By Chris Hendrickson
If minutes were dollars, these Sultan Elementary students would be millionaires.
This year’s school-wide goal is two million minutes of extracurricular reading, and the students are well on their way to meeting it.
Sultan Elementary School’s Read-at-Home program was developed to encourage kids from first to fifth grade to spend more of their free time reading books. The incentive-based program encourages kids to read for a minimum of 20 minutes per day, adding up to a monthly minimum of 300 minutes. Prizes are offered to the kids who meet their goals.
“We’re seeing our kids wanting to get their next book and getting excited about that, and talking to their friends about books instead of video games,” said Laurel Anderson, principal.
Jan Gill, a paraeducator at the school, is the chairperson of Read-at-Home and has facilitated the program for ten years. Each student is given a reading-themed calendar at the start of the month, and each day after school, they log the minutes they spend reading. At the end of the month, the parents sign off on the calendar and kids turn them in to their teachers. Gill coordinates with the teachers to collect all the calendars, totals all the minutes read, and tracks the information in a database.
Students are given a variety of different prizes for meeting their 300-minute monthly reading goals; bookmarks, bracelets, pencils and necklaces are given out, as well as the opportunity to get additional rewards in a raffle.
Polly Bridgewater is the parent volunteer for Read-at-Home and has been working with the program for two years. After her first year of volunteering, she quickly realized that she wanted to do more.
“That’s when I started going out and networking, and talking to the community,” she says.
Bridgewater has recruited many local businesses for participation in the program, greatly expanding the incentives that are offered. Wanting to offer more significant motivation for kids, she has developed an incremental system for rewarding the readers who meet their reading goals.
Currently, almost 300 of Sultan Elementary’s 500 students actively participate in the Read-at-Home program. The rewards build in relation to the student’s accomplishments. In addition to the monthly awards, the kids are given the chance to earn free recesses, popcorn parties, ice-cream parties and even special assemblies.
In March, the kids who had met their reading goals for three consecutive months were given the opportunity to get out of class and attend an assembly featuring locally-renowned motivational speaker Greg Bennick. The entertainer mesmerized his audience, students and teachers alike, by juggling while giving commentary on the importance of reading and creativity.
Local businesses and residents came together to help sponsor the event, including Monroe Orthodontist Dr. Maxwell of Dr. Max Orthodontics, Carnation resident Mary Komarnintsky, Redmond resident Alayne Dovin, and Duvall resident Linda Cole.
Other contributors who donated prizes for the event included the Reptile Zoo and Main Street Books, both located in Monroe, children’s book author Barb Ullman of Duvall, and Debbie Copple of Sultan.
Bridgewater continues to work toward additional recognition awards for the kids as they meet different landmarks. She is planning on a developing a special award for the kids who continue to read and meet their goals over the summer.
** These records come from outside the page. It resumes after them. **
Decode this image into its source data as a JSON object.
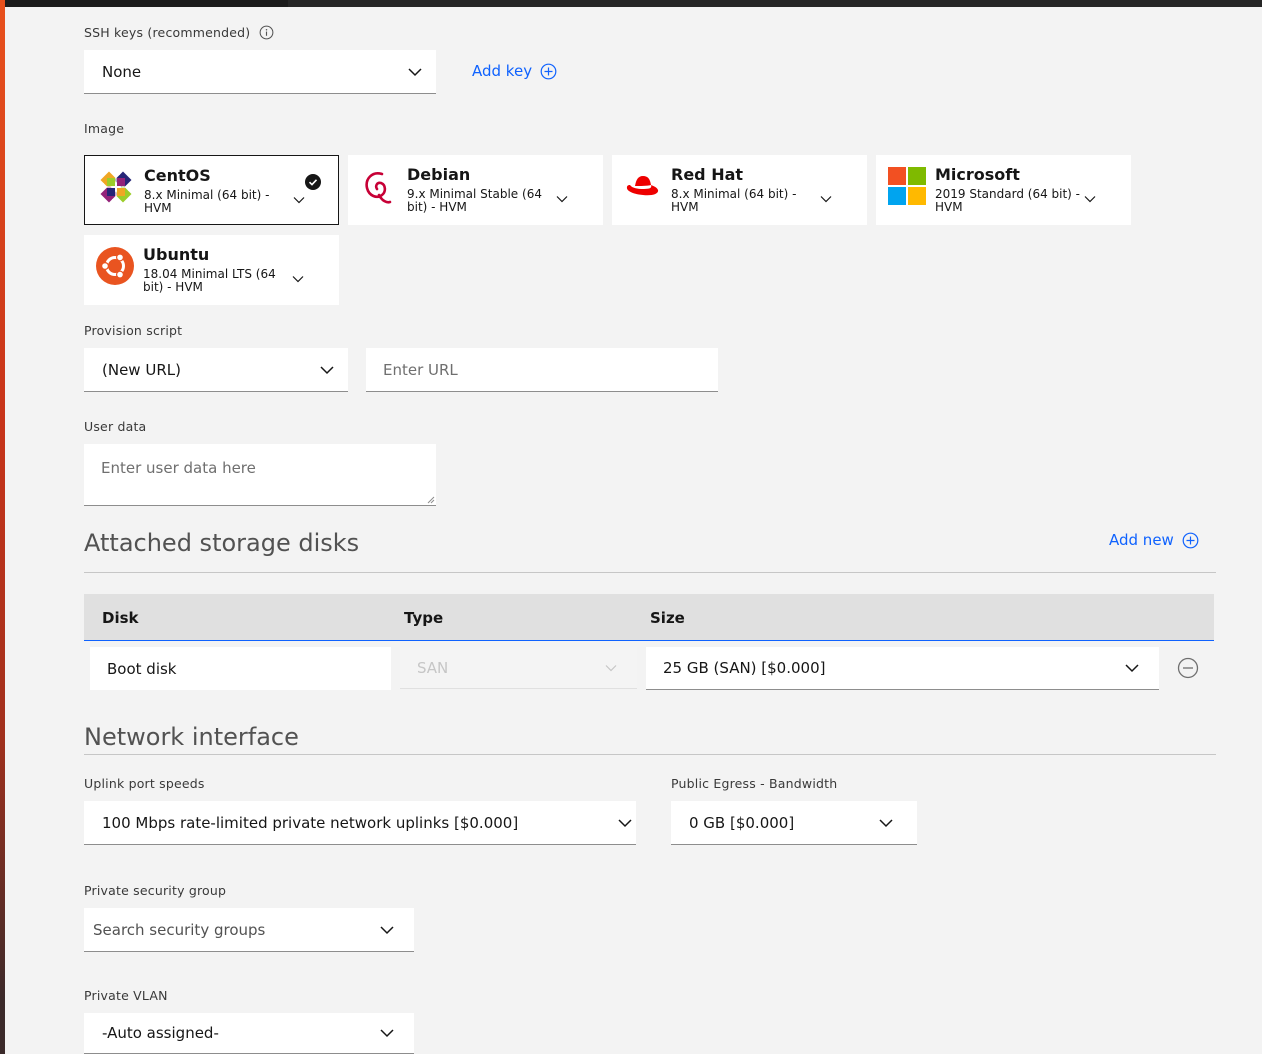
{
  "ssh": {
    "label": "SSH keys (recommended)",
    "value": "None",
    "add_key": "Add key"
  },
  "image": {
    "label": "Image",
    "options": [
      {
        "name": "CentOS",
        "desc": "8.x Minimal (64 bit) - HVM",
        "selected": true
      },
      {
        "name": "Debian",
        "desc": "9.x Minimal Stable (64 bit) - HVM",
        "selected": false
      },
      {
        "name": "Red Hat",
        "desc": "8.x Minimal (64 bit) - HVM",
        "selected": false
      },
      {
        "name": "Microsoft",
        "desc": "2019 Standard (64 bit) - HVM",
        "selected": false
      },
      {
        "name": "Ubuntu",
        "desc": "18.04 Minimal LTS (64 bit) - HVM",
        "selected": false
      }
    ]
  },
  "provision": {
    "label": "Provision script",
    "value": "(New URL)",
    "url_placeholder": "Enter URL"
  },
  "user_data": {
    "label": "User data",
    "placeholder": "Enter user data here"
  },
  "storage": {
    "title": "Attached storage disks",
    "add_new": "Add new",
    "columns": [
      "Disk",
      "Type",
      "Size"
    ],
    "rows": [
      {
        "disk": "Boot disk",
        "type": "SAN",
        "size": "25 GB (SAN) [$0.000]"
      }
    ]
  },
  "network": {
    "title": "Network interface",
    "uplink_label": "Uplink port speeds",
    "uplink_value": "100 Mbps rate-limited private network uplinks [$0.000]",
    "egress_label": "Public Egress - Bandwidth",
    "egress_value": "0 GB [$0.000]",
    "security_label": "Private security group",
    "security_placeholder": "Search security groups",
    "vlan_label": "Private VLAN",
    "vlan_value": "-Auto assigned-"
  },
  "colors": {
    "link": "#0f62fe",
    "background": "#f3f3f3"
  }
}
Last year only about 60 percent of students turned in their summer calendars, said Bridgewater, and she would like to see that number come up.
She also has plans to seek additional community involvement for her new reader-of-the-month incentive plan. Each class has a reader-of-the-month, who is recognized for meeting a significant milestone in relation to reading. Bridgewater is looking for a company willing to sponsor the reader-of-the-month program for nine months, via a small monthly donation.
In addition to the local businesses that donate incentives, Bridgewater also creates her own. Classes who achieve 100 percent student participation in meeting the monthly minimums for three consecutive months receive the “Giant Cookie Award,” which she bakes herself.
Bridgewater has incorporated many Sky Valley businesses into her incentives program, including Sweet Indulgence, which provides “Book Worm Certificates” entitling the students to one dollar off treats, Active Martial Arts and the Sky River Bakery, all based in Monroe. Sultan businesses Galaxy Chocolates, Red Apple, Flat Iron Gallery and Thrifty 4 You also participate in Read-at-Home.
Bridgewater sees the opportunity for business involvement in the program to be a win-win situation, and is excited to garner additional support next year. Not only are the prizes inspiring kids to spend their free time reading books, it helps businesses by increasing their exposure.
“I’m hoping we’re helping the community, as well,” she said.
Sultan Elementary’s scores on the Washington Measurements of Student Progress test seem to reflect that they are definitely doing something right. The school’s reading scores are significantly above the state averages for third, fourth and fifth graders.
Sultan Elementary has been named a School of Distinction for two years in a row.
In order to reach the goal of two million minutes by the end of the school year, the 300 or so students actively participating will have to read a little more than 111 hours each. It’s looking good; as of the end of January, Sultan’s Read-at-Home program logged well-over one million minutes of extracurricular reading.
For information on how to become involved in the Read-at-Home program, donate money or items or sponsor a student event, contact Polly Bridgewater. She can be reached through Sultan Elementary at (360) 793-9831.